Photographing your newborn at home
With Corona Virus forcing most of us to stay home and flatten the curve, I have had to postpone or reschedule a number of newborn sessions. Hopefully things get back to normal (or our new normal) soon. In the mean time, I wanted to put together some tips for photographing your babies at home. And using my daughter’s dolls as babies – because she likes to help with my photography stuff.
Window light is best.
Use natural light for your images, and turn off all other lights. It will give you the most flattering light. I am sure you have noticed that light bulbs come in a variety of tones now, like daylight, soft light, ect. These different tones will all have different colors that can make your image have different tints. Some of the lighting will be more blue, some will be more yellow. Using only natural light keeps your color of your light the same.
Direct light Versus Defused light
The type of light can make a difference too. Direct light is when you take pictures in bright sunlight. Harsh shadows are the easiest way to tell if you are using direct light. Defused light is when something it breaking up the light before it gets to you. This leads to softer lighting and shadows In homes, a common way to do this is to use sheer curtains.
In MN, another good tip is most of the time we get direct light through our south facing windows. When the light shines it, we can see the outline of the windows on the floor. Using a window that faces north, east, or west will typically avoid that direct sunlight, but still give you lots of light to use for pictures.
Lighting makes a huge difference in how we look in pictures. Think of how we look in normal lighting in our house, not compare that to when you hold a flashlight under your chin to tell scary stores. It’s a huge difference in your features. Keep the light / window in the most flattering spot and where we are used to seeing light fall on our faces. From above like either the sun or home lighting. Do the same with your baby. Have the light or window come from above and down their face or from the side. Never from below.
Remember – Light should always come down the face, or from the side. Never from below.

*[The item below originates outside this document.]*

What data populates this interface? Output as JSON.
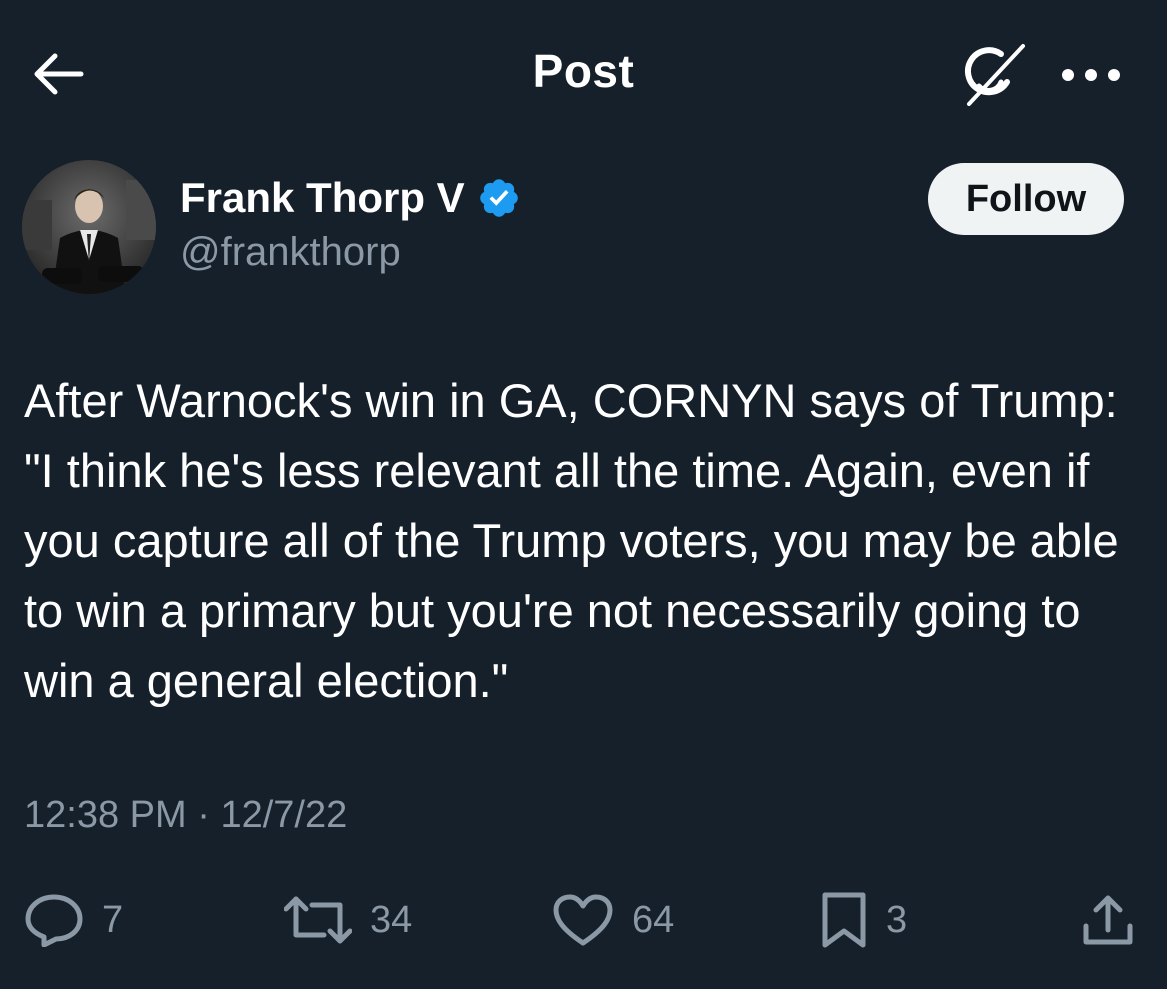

Newborns change so fast. Photographing babies in the hospital right after birth, and than a week or so later in studio I am always shocked at how different they are in that short time. Capture all the details. Their feet, tiny hands, lashes, hair (or lack of hair), hospital tags, and details in the hospital or nursery.
Newborn posing is hard, very hard to do. Don’t try to pose your sweet baby on your own. Focus on more relaxed poses, and the connection with your family. Ask one of the labor and delivery nurses to show you how they swaddle – those ladies are the best at swaddling, and they wrap babies up tighter than you would expect them to. Parents with baby, siblings with baby, and all the love that was just added to your home. That is what matters most, and what you will cherish when you look back years ago.
A lot of new moms worry that their home isn’t pretty enough for pictures. Don’t stress about it. You just had a baby – on top of having to deal with guarantees in place! Keep things simple. The master bedroom is always good option. Baby on your bed, with siblings and parents is always cute. Worried about your bedding. Strip it down to a white or neutral color sheet if you need to.
Use baby blankets. This is the same blanket used two ways. The first is laid flat on the floor. The second way is the other side of the blanket, and scrunched up to add some dimension.
There are a number of free, and some paid editing programs out there. Heidi from Kinderbella Photography made some amazing FREE lifestyle presets for moms to use at home during these times. Check them out if you use Lightroom or Adobe Camera Raw – or thinking about trying them.
Know your Camera & your limitations if you have them
If you are shooting in auto, your camera will make all of the decisions for you to what it thinks will work best for the lighting in the room. If the room is dark, be ready for the shutter to be slow. Meaning you have to be very still, or images will be blurry. If you pose in front of windows, your camera will expose for the window, making people and surroundings dark.
If you are comfortable shooting in manual, choose a slightly higher ISO, so you can have a fast shutter speed to prevent blurry images.
Don’t worry – you have lots of time to practice
Take this time at home with your new little one to capture the moment with them. I mean, with social distancing in place and worries of catching COVID-19, you have lots of time at home with your growing family – and few distractions.
I wish I could get them in the studio. This will be back to normal, or at least a new normal soon. Until then, have fun snuggling your baby and photographing this special time.
To book your session, contact me today. CLICK HERE TO EMAIL ME, email me at Info@StephanieBennettPhotography.com, Like my FACEBOOK PAGE, follow me on INSTAGRAM, or check out session information on my website.